__THE TASK__: Your answer must consist of one number: how many lines in the records contain "icon".

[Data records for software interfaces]
====================

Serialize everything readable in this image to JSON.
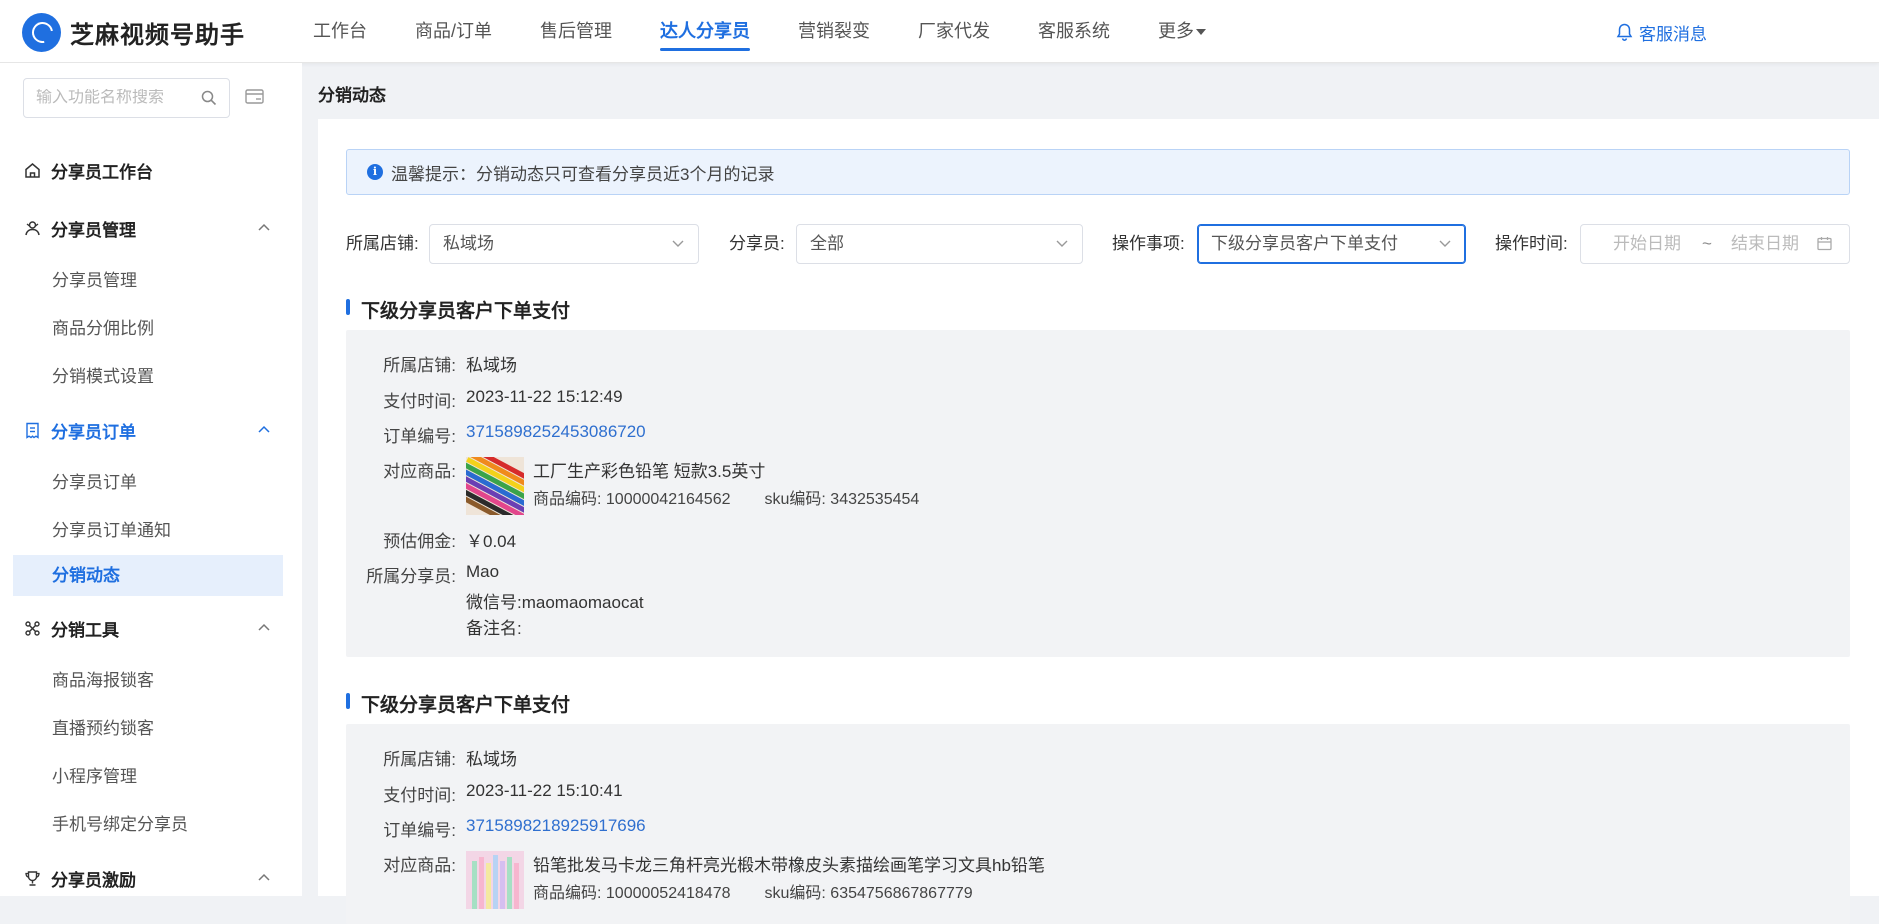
{
  "app": {
    "title": "芝麻视频号助手"
  },
  "nav": {
    "items": [
      "工作台",
      "商品/订单",
      "售后管理",
      "达人分享员",
      "营销裂变",
      "厂家代发",
      "客服系统",
      "更多"
    ],
    "active": 3,
    "service": "客服消息"
  },
  "sidebar": {
    "search_placeholder": "输入功能名称搜索",
    "groups": [
      {
        "label": "分享员工作台",
        "icon": "home-icon"
      },
      {
        "label": "分享员管理",
        "icon": "people-icon",
        "subs": [
          "分享员管理",
          "商品分佣比例",
          "分销模式设置"
        ]
      },
      {
        "label": "分享员订单",
        "icon": "order-icon",
        "subs": [
          "分享员订单",
          "分享员订单通知",
          "分销动态"
        ]
      },
      {
        "label": "分销工具",
        "icon": "tools-icon",
        "subs": [
          "商品海报锁客",
          "直播预约锁客",
          "小程序管理",
          "手机号绑定分享员"
        ]
      },
      {
        "label": "分享员激励",
        "icon": "trophy-icon"
      }
    ]
  },
  "breadcrumb": "分销动态",
  "notice": "温馨提示：分销动态只可查看分享员近3个月的记录",
  "filters": {
    "store_label": "所属店铺:",
    "store_value": "私域场",
    "sharer_label": "分享员:",
    "sharer_value": "全部",
    "action_label": "操作事项:",
    "action_value": "下级分享员客户下单支付",
    "time_label": "操作时间:",
    "start_placeholder": "开始日期",
    "range_sep": "~",
    "end_placeholder": "结束日期"
  },
  "labels": {
    "store": "所属店铺:",
    "pay_time": "支付时间:",
    "order_no": "订单编号:",
    "product": "对应商品:",
    "commission": "预估佣金:",
    "sharer": "所属分享员:",
    "product_code": "商品编码:",
    "sku_code": "sku编码:",
    "wechat": "微信号:",
    "remark": "备注名:"
  },
  "records": [
    {
      "title": "下级分享员客户下单支付",
      "store": "私域场",
      "pay_time": "2023-11-22 15:12:49",
      "order_no": "3715898252453086720",
      "product_name": "工厂生产彩色铅笔 短款3.5英寸",
      "product_code": "10000042164562",
      "sku_code": "3432535454",
      "commission": "￥0.04",
      "sharer_name": "Mao",
      "wechat": "maomaomaocat",
      "remark": ""
    },
    {
      "title": "下级分享员客户下单支付",
      "store": "私域场",
      "pay_time": "2023-11-22 15:10:41",
      "order_no": "3715898218925917696",
      "product_name": "铅笔批发马卡龙三角杆亮光椴木带橡皮头素描绘画笔学习文具hb铅笔",
      "product_code": "10000052418478",
      "sku_code": "6354756867867779"
    }
  ],
  "colors": {
    "accent": "#1f6fe0",
    "link": "#2f6fcf",
    "record_bg": "#f2f3f5",
    "notice_bg": "#ecf3fd"
  }
}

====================

__FINAL ANSWER__: 5